Types of damp:
There are three types of damp. These are rising damp, penetrating damp and condensation. It is essential to understand which type of damp is affecting your property as this can affect the treatment of it as well as the cost of the treatment.
- Condensation is the most common type of damp encountered. The cause of condensation is moist warm air condensing on walls that are cold. It is mainly seen during winter as the walls tend to be colder during this time. However, the issue can be made worse by a central heating system that becomes very hot and then cools down again as this creates warm damp air which causes condensation. It can also be exacerbated by a lack of ventilation, particularly in older homes. This is because these houses were designed to be breathable and as such allow damp air into the house. Condensation is apparent where there are droplets of water on windows or walls, the appearance of dark mould and an unpleasant mouldy smell. When these symptoms are apparent, wipe it away with a cloth. If the cause is a lack of ventilation, then a ventilation system can be the cure for the issue.

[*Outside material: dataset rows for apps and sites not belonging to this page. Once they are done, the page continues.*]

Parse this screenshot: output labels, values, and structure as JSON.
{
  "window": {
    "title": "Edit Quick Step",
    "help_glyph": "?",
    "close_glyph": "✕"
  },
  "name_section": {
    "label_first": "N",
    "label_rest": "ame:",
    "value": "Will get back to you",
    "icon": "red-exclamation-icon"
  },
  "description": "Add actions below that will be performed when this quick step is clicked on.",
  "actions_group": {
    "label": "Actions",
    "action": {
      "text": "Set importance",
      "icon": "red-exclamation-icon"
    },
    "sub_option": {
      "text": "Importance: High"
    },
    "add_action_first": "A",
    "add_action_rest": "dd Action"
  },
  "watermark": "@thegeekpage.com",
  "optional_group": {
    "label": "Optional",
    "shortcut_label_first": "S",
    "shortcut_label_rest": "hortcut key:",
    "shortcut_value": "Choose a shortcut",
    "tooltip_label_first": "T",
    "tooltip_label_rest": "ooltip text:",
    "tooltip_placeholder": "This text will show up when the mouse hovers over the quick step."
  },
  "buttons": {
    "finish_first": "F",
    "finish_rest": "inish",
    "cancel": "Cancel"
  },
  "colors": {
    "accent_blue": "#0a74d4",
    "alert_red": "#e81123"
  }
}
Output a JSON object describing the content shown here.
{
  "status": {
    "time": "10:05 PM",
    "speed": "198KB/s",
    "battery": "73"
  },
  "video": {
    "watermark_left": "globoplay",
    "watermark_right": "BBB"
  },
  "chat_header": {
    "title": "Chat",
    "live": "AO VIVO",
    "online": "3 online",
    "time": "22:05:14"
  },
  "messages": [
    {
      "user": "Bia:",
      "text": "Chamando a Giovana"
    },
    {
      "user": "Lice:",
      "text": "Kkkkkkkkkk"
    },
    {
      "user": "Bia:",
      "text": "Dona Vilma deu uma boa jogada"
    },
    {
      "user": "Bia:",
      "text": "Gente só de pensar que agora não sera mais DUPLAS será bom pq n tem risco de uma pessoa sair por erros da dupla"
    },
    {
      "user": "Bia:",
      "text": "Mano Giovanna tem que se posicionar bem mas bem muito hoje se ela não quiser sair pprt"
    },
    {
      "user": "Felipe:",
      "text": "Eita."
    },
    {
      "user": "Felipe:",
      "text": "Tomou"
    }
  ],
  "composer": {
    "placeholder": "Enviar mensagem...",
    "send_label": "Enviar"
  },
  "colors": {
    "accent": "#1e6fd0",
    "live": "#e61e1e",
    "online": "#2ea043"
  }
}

- Rising damp is caused by water from the ground rising up the walls or floor. It is natural for walls and floors to allow the entry of little amounts of water, however rising damp is usually stopped because of a damp-proof course or membrane. Regulation provides that newer houses must have both (Part C for England and Wales). However, buildings built before 1875 may not or they may have been damaged over time. Rising damp can also be caused by a lack of drainage. Rising damp causes damage to skirting boards and plaster, disrepair in wallpaper or paint, a white powder on the wall and tide marks rising up the wall.
- Penetrating damp arises because water leaks through the walls. This can expand across all walls and ceilings. Unlike rising damp this will move horizontally rather than travelling upwards. This is caused by structural issues such as faulty guttering or roofing or cracks which allow water into the walls or roofs during rainfall. It can also be caused by interior leaks. This type of damp will create damp patches on the walls and ceilings and may darken when there is rainfall.
Gas and Water leaks:
Gas and water leaks can be extremely catastrophic if not dealt with quickly. They can also be the cause of the disrepair mentioned above. The Landlord and Tenant Act 1985, the Housing Act 2004, and the Homes (Fitness for Human Habitation) Act 2018 all state that landlords have a duty to ensure that gas appliances, electrical appliances and plumbing works are safe and functional. If they have not done this above-mentioned requirements, then you may have a claim for compensation as well.
If you live in a rented property where there are cracks, damp, mould or leaks which have caused you to suffer or has exacerbated any health issues or have caused damage on the property, then you could be entitled to compensation. Our specialist solicitors will guide you through what is needed to file a claim and advise you on what would be included when it comes to out of pocket expenses. This could include:
- General damages
- Travel Expenses
- Medical expenses that are not covered by the NHS
- Loss of earnings
- Loss of anticipated earnings
- Care claim
- Discuss housing disrepair